autumn afternoons. I still love to see the fat heads of the

boletes, the tops of the agarics and the coral-red tufts of the

clavaria emerge above the carpet pink with heather.

At Serignan, my last stage, they have lavished their seductions

upon me, so plentiful are they on the neighboring hills, wooded

with holm oak, arbutus and rosemary. During these latter years,

their wealth inspired me with an insane plan: that of collecting in

effigy what I was unable to keep in its natural state in an

herbarium. I began to paint life size pictures of all the species

in my neighborhood, from the largest to the smallest. I know

nothing of the art of painting in watercolors. No matter: what I

have never seen practiced I will invent, managing badly at first,

then a little better, at last well. The paintbrush will make a

change from the strain of my daily output of prose.

I end by possessing some hundreds of sheets representing the

mushrooms of the neighborhood in their natural size and colors. My

collection has a certain value. If it lacks artistic finish, at

least it boasts the merit of accuracy. It brings me visitors on

Sundays, country people, who stare at it in all simplicity,

astounded that such fine pictures should be done by hand, without a

copy and without compasses. They at once recognize the mushroom

represented; they tell me its popular name, thus proving the

fidelity of my brush.

Well, what will become of this great pile of drawings, the object

of so much work? No doubt, my family will keep the relic for a

time; but, sooner or later, taking up too much space, shifted from

cupboard to cupboard, from attic to attic, gnawed by the rats,

foxed, dirtied and stained, it will fall into the hands of some

little grandnephews who will cut it into squares to make paper

caps.
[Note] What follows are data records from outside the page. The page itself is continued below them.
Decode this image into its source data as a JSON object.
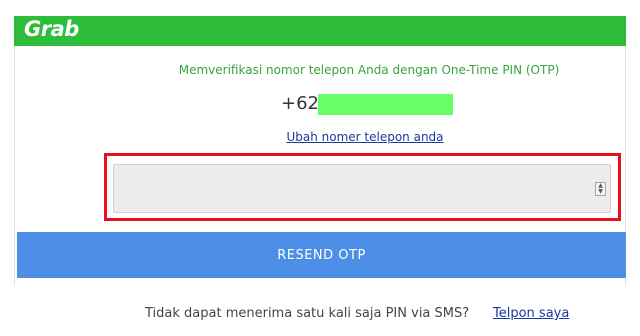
{
  "header": {
    "logo_text": "Grab",
    "brand_color": "#2dbd3a"
  },
  "verification": {
    "subtitle": "Memverifikasi nomor telepon Anda dengan One-Time PIN (OTP)",
    "country_code": "+62",
    "phone_mask_color": "#66ff66",
    "change_phone_link": "Ubah nomer telepon anda"
  },
  "otp_input": {
    "value": "",
    "highlight_color": "#e8101c"
  },
  "resend_button": {
    "label": "RESEND OTP",
    "color": "#4d8fe6"
  },
  "footer": {
    "text": "Tidak dapat menerima satu kali saja PIN via SMS?",
    "call_link": "Telpon saya"
  },
  "icons": {
    "stepper": "number-stepper-icon"
  }
}
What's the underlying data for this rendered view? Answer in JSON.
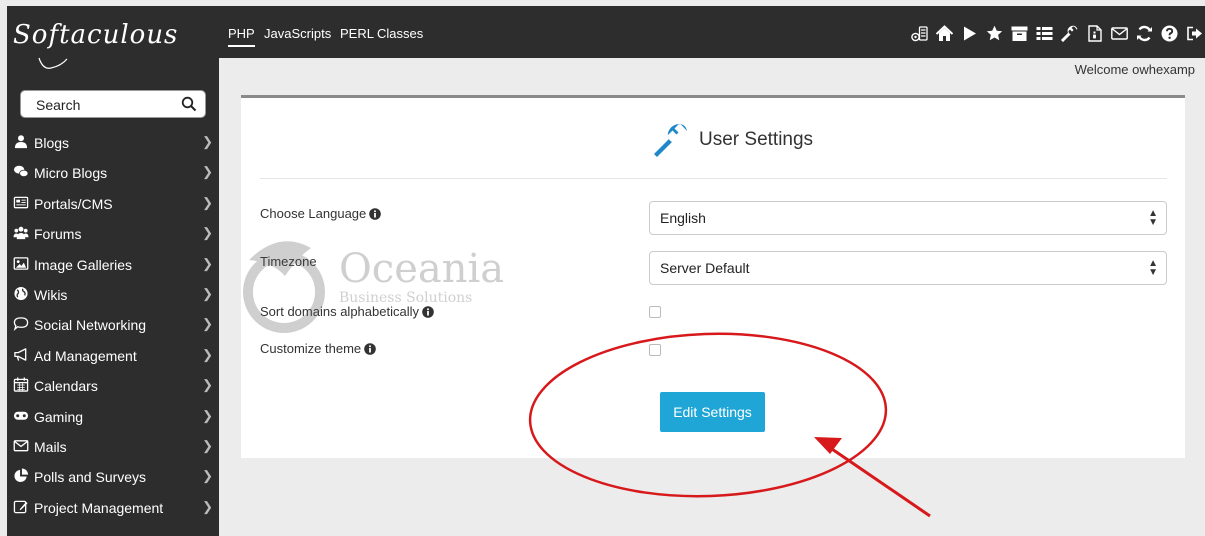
{
  "app": {
    "logo_text": "Softaculous"
  },
  "search": {
    "placeholder": "Search"
  },
  "sidebar": {
    "items": [
      {
        "label": "Blogs",
        "icon": "user-icon"
      },
      {
        "label": "Micro Blogs",
        "icon": "chat-bubbles-icon"
      },
      {
        "label": "Portals/CMS",
        "icon": "newspaper-icon"
      },
      {
        "label": "Forums",
        "icon": "users-icon"
      },
      {
        "label": "Image Galleries",
        "icon": "image-icon"
      },
      {
        "label": "Wikis",
        "icon": "globe-icon"
      },
      {
        "label": "Social Networking",
        "icon": "speech-icon"
      },
      {
        "label": "Ad Management",
        "icon": "megaphone-icon"
      },
      {
        "label": "Calendars",
        "icon": "calendar-icon"
      },
      {
        "label": "Gaming",
        "icon": "gamepad-icon"
      },
      {
        "label": "Mails",
        "icon": "envelope-icon"
      },
      {
        "label": "Polls and Surveys",
        "icon": "pie-chart-icon"
      },
      {
        "label": "Project Management",
        "icon": "edit-icon"
      }
    ]
  },
  "topbar": {
    "tabs": [
      {
        "label": "PHP",
        "active": true
      },
      {
        "label": "JavaScripts"
      },
      {
        "label": "PERL"
      },
      {
        "label": "Classes"
      }
    ],
    "toolbar_icons": [
      "installations-icon",
      "home-icon",
      "play-icon",
      "star-icon",
      "archive-icon",
      "list-icon",
      "wrench-icon",
      "file-icon",
      "envelope-icon",
      "refresh-icon",
      "help-icon",
      "logout-icon"
    ]
  },
  "welcome": "Welcome owhexamp",
  "panel": {
    "title": "User Settings",
    "language": {
      "label": "Choose Language",
      "value": "English"
    },
    "timezone": {
      "label": "Timezone",
      "value": "Server Default"
    },
    "sort_domains": {
      "label": "Sort domains alphabetically",
      "checked": false
    },
    "customize_theme": {
      "label": "Customize theme",
      "checked": false
    },
    "submit_label": "Edit Settings"
  },
  "watermark": {
    "name": "Oceania",
    "tagline": "Business Solutions"
  },
  "colors": {
    "sidebar_bg": "#2d2d2d",
    "button": "#1fa6d6",
    "annotation": "#d7191c",
    "wrench": "#1e88c8"
  }
}
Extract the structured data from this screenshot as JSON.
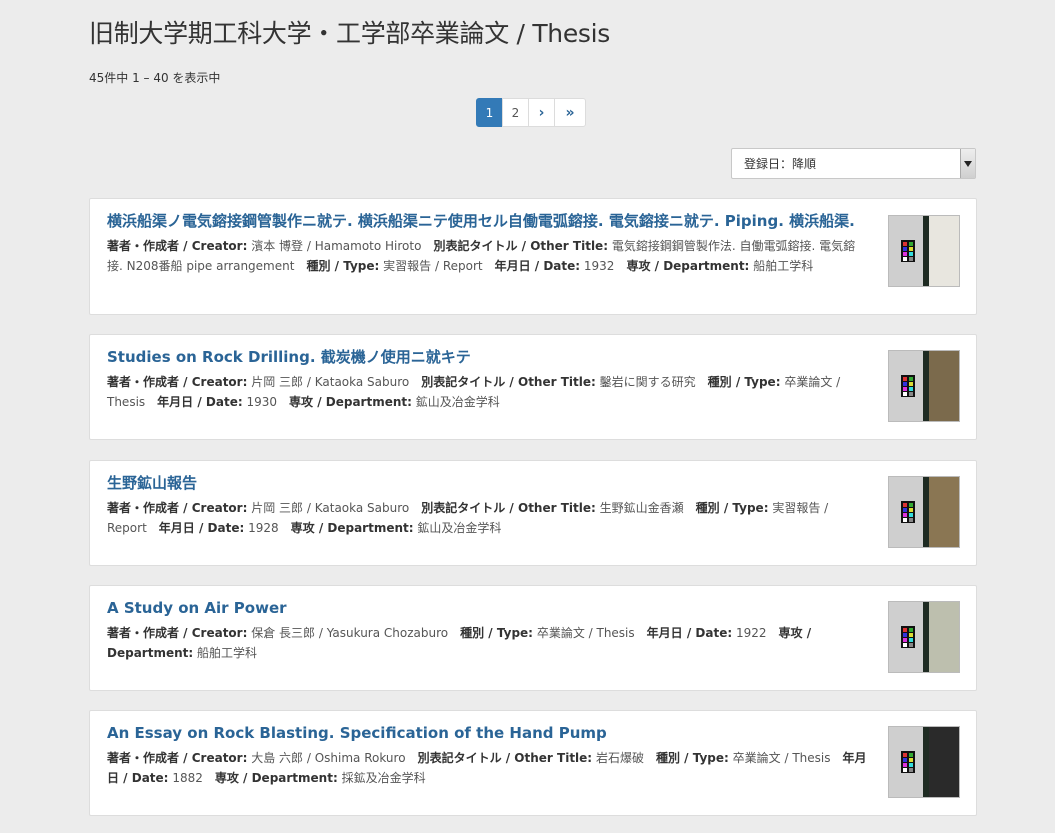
{
  "page": {
    "title": "旧制大学期工科大学・工学部卒業論文 / Thesis",
    "count": "45件中 1 – 40 を表示中"
  },
  "pagination": [
    "1",
    "2",
    "›",
    "»"
  ],
  "sort": {
    "label": "登録日：降順"
  },
  "labels": {
    "creator": "著者・作成者 / Creator:",
    "other_title": "別表記タイトル / Other Title:",
    "type": "種別 / Type:",
    "date": "年月日 / Date:",
    "department": "専攻 / Department:"
  },
  "items": [
    {
      "title": "横浜船渠ノ電気鎔接鋼管製作ニ就テ. 横浜船渠ニテ使用セル自働電弧鎔接. 電気鎔接ニ就テ. Piping. 横浜船渠.",
      "creator": "濱本 博登 / Hamamoto Hiroto",
      "other_title": "電気鎔接鋼鋼管製作法. 自働電弧鎔接. 電気鎔接. N208番船 pipe arrangement",
      "type": "実習報告 / Report",
      "date": "1932",
      "department": "船舶工学科"
    },
    {
      "title": "Studies on Rock Drilling. 截炭機ノ使用ニ就キテ",
      "creator": "片岡 三郎 / Kataoka Saburo",
      "other_title": "鑿岩に関する研究",
      "type": "卒業論文 / Thesis",
      "date": "1930",
      "department": "鉱山及冶金学科"
    },
    {
      "title": "生野鉱山報告",
      "creator": "片岡 三郎 / Kataoka Saburo",
      "other_title": "生野鉱山金香瀬",
      "type": "実習報告 / Report",
      "date": "1928",
      "department": "鉱山及冶金学科"
    },
    {
      "title": "A Study on Air Power",
      "creator": "保倉 長三郎 / Yasukura Chozaburo",
      "type": "卒業論文 / Thesis",
      "date": "1922",
      "department": "船舶工学科"
    },
    {
      "title": "An Essay on Rock Blasting. Specification of the Hand Pump",
      "creator": "大島 六郎 / Oshima Rokuro",
      "other_title": "岩石爆破",
      "type": "卒業論文 / Thesis",
      "date": "1882",
      "department": "採鉱及冶金学科"
    }
  ],
  "thumb_covers": [
    "#e8e6df",
    "#7b6a4c",
    "#8a7653",
    "#bdbfae",
    "#2a2a2a"
  ]
}
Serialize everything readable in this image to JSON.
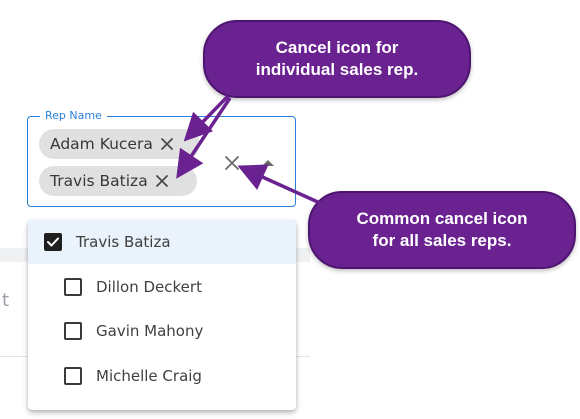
{
  "field": {
    "label": "Rep Name",
    "chips": [
      {
        "label": "Adam Kucera",
        "remove_icon": "close-icon"
      },
      {
        "label": "Travis Batiza",
        "remove_icon": "close-icon"
      }
    ],
    "clear_icon": "close-icon",
    "toggle_icon": "caret-up-icon"
  },
  "menu": {
    "options": [
      {
        "label": "Travis Batiza",
        "checked": true
      },
      {
        "label": "Dillon Deckert",
        "checked": false
      },
      {
        "label": "Gavin Mahony",
        "checked": false
      },
      {
        "label": "Michelle Craig",
        "checked": false
      }
    ]
  },
  "callouts": {
    "top": {
      "line1": "Cancel icon for",
      "line2": "individual sales rep."
    },
    "bottom": {
      "line1": "Common cancel icon",
      "line2": "for all sales reps."
    }
  },
  "colors": {
    "accent": "#2a7fd8",
    "callout": "#6b2291",
    "chip": "#e0e0e0",
    "selected_row": "#eaf2fb"
  }
}
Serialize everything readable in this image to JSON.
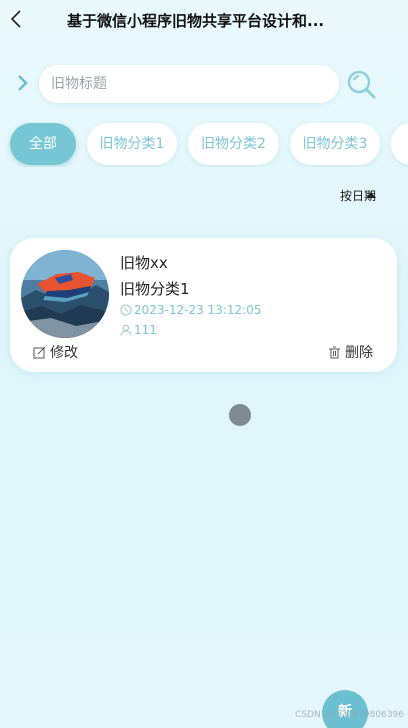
{
  "header": {
    "title": "基于微信小程序旧物共享平台设计和...",
    "back_icon": "chevron-left-icon"
  },
  "search": {
    "placeholder": "旧物标题",
    "value": "",
    "button_icon": "search-icon"
  },
  "categories": [
    {
      "label": "全部",
      "active": true
    },
    {
      "label": "旧物分类1",
      "active": false
    },
    {
      "label": "旧物分类2",
      "active": false
    },
    {
      "label": "旧物分类3",
      "active": false
    }
  ],
  "sort": {
    "label": "按日期",
    "direction": "ascending"
  },
  "items": [
    {
      "name": "旧物xx",
      "category": "旧物分类1",
      "date": "2023-12-23 13:12:05",
      "views": "111",
      "edit_label": "修改",
      "delete_label": "删除"
    }
  ],
  "fab": {
    "label": "新"
  },
  "watermark": "CSDN @QQ1879806396",
  "colors": {
    "accent": "#76c6d4",
    "text_accent": "#7cc6d3",
    "background": "#e2f6fb"
  }
}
It is the universal rule. What our illusions have most

fondly cherished comes to a pitiful end under the claws of ruthless